BEGIN
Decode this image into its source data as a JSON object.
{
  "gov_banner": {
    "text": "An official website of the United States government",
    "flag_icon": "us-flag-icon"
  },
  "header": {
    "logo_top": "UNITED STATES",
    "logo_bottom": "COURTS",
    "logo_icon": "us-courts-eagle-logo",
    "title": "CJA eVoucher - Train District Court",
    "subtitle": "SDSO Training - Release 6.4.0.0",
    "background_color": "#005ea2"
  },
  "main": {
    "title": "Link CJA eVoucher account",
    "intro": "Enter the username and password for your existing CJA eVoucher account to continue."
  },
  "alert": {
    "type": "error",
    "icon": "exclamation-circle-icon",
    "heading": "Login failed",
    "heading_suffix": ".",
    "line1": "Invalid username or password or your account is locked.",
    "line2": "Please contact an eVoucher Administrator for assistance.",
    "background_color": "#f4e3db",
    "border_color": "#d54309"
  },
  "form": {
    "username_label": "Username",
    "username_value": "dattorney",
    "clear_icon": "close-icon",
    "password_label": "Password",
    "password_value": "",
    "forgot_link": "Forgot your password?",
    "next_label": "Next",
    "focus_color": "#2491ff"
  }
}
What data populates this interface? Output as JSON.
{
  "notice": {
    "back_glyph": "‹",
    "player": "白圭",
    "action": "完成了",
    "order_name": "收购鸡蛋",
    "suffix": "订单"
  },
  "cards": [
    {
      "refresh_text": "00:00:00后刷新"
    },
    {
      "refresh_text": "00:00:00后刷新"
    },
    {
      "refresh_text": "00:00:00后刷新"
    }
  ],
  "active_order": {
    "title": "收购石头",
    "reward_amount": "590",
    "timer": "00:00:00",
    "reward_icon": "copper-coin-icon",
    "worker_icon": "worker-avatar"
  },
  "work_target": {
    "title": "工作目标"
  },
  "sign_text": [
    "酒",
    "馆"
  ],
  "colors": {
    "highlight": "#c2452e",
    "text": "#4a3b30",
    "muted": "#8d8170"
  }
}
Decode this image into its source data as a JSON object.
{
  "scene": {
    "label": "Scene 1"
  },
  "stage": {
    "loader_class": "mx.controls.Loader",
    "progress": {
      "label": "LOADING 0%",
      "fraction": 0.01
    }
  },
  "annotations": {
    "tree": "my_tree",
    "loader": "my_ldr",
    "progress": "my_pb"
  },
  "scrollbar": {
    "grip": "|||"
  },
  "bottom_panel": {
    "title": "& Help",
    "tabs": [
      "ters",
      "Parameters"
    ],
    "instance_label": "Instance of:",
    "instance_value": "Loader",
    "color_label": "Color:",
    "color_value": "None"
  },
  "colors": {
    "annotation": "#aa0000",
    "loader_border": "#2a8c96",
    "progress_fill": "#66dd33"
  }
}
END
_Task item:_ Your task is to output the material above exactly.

_Solution to this task:_
Decode this image into its source data as a JSON object.
{
  "gov_banner": {
    "text": "An official website of the United States government",
    "flag_icon": "us-flag-icon"
  },
  "header": {
    "logo_top": "UNITED STATES",
    "logo_bottom": "COURTS",
    "logo_icon": "us-courts-eagle-logo",
    "title": "CJA eVoucher - Train District Court",
    "subtitle": "SDSO Training - Release 6.4.0.0",
    "background_color": "#005ea2"
  },
  "main": {
    "title": "Link CJA eVoucher account",
    "intro": "Enter the username and password for your existing CJA eVoucher account to continue."
  },
  "alert": {
    "type": "error",
    "icon": "exclamation-circle-icon",
    "heading": "Login failed",
    "heading_suffix": ".",
    "line1": "Invalid username or password or your account is locked.",
    "line2": "Please contact an eVoucher Administrator for assistance.",
    "background_color": "#f4e3db",
    "border_color": "#d54309"
  },
  "form": {
    "username_label": "Username",
    "username_value": "dattorney",
    "clear_icon": "close-icon",
    "password_label": "Password",
    "password_value": "",
    "forgot_link": "Forgot your password?",
    "next_label": "Next",
    "focus_color": "#2491ff"
  }
}
What data populates this interface? Output as JSON.
{
  "notice": {
    "back_glyph": "‹",
    "player": "白圭",
    "action": "完成了",
    "order_name": "收购鸡蛋",
    "suffix": "订单"
  },
  "cards": [
    {
      "refresh_text": "00:00:00后刷新"
    },
    {
      "refresh_text": "00:00:00后刷新"
    },
    {
      "refresh_text": "00:00:00后刷新"
    }
  ],
  "active_order": {
    "title": "收购石头",
    "reward_amount": "590",
    "timer": "00:00:00",
    "reward_icon": "copper-coin-icon",
    "worker_icon": "worker-avatar"
  },
  "work_target": {
    "title": "工作目标"
  },
  "sign_text": [
    "酒",
    "馆"
  ],
  "colors": {
    "highlight": "#c2452e",
    "text": "#4a3b30",
    "muted": "#8d8170"
  }
}
Decode this image into its source data as a JSON object.
{
  "scene": {
    "label": "Scene 1"
  },
  "stage": {
    "loader_class": "mx.controls.Loader",
    "progress": {
      "label": "LOADING 0%",
      "fraction": 0.01
    }
  },
  "annotations": {
    "tree": "my_tree",
    "loader": "my_ldr",
    "progress": "my_pb"
  },
  "scrollbar": {
    "grip": "|||"
  },
  "bottom_panel": {
    "title": "& Help",
    "tabs": [
      "ters",
      "Parameters"
    ],
    "instance_label": "Instance of:",
    "instance_value": "Loader",
    "color_label": "Color:",
    "color_value": "None"
  },
  "colors": {
    "annotation": "#aa0000",
    "loader_border": "#2a8c96",
    "progress_fill": "#66dd33"
  }
}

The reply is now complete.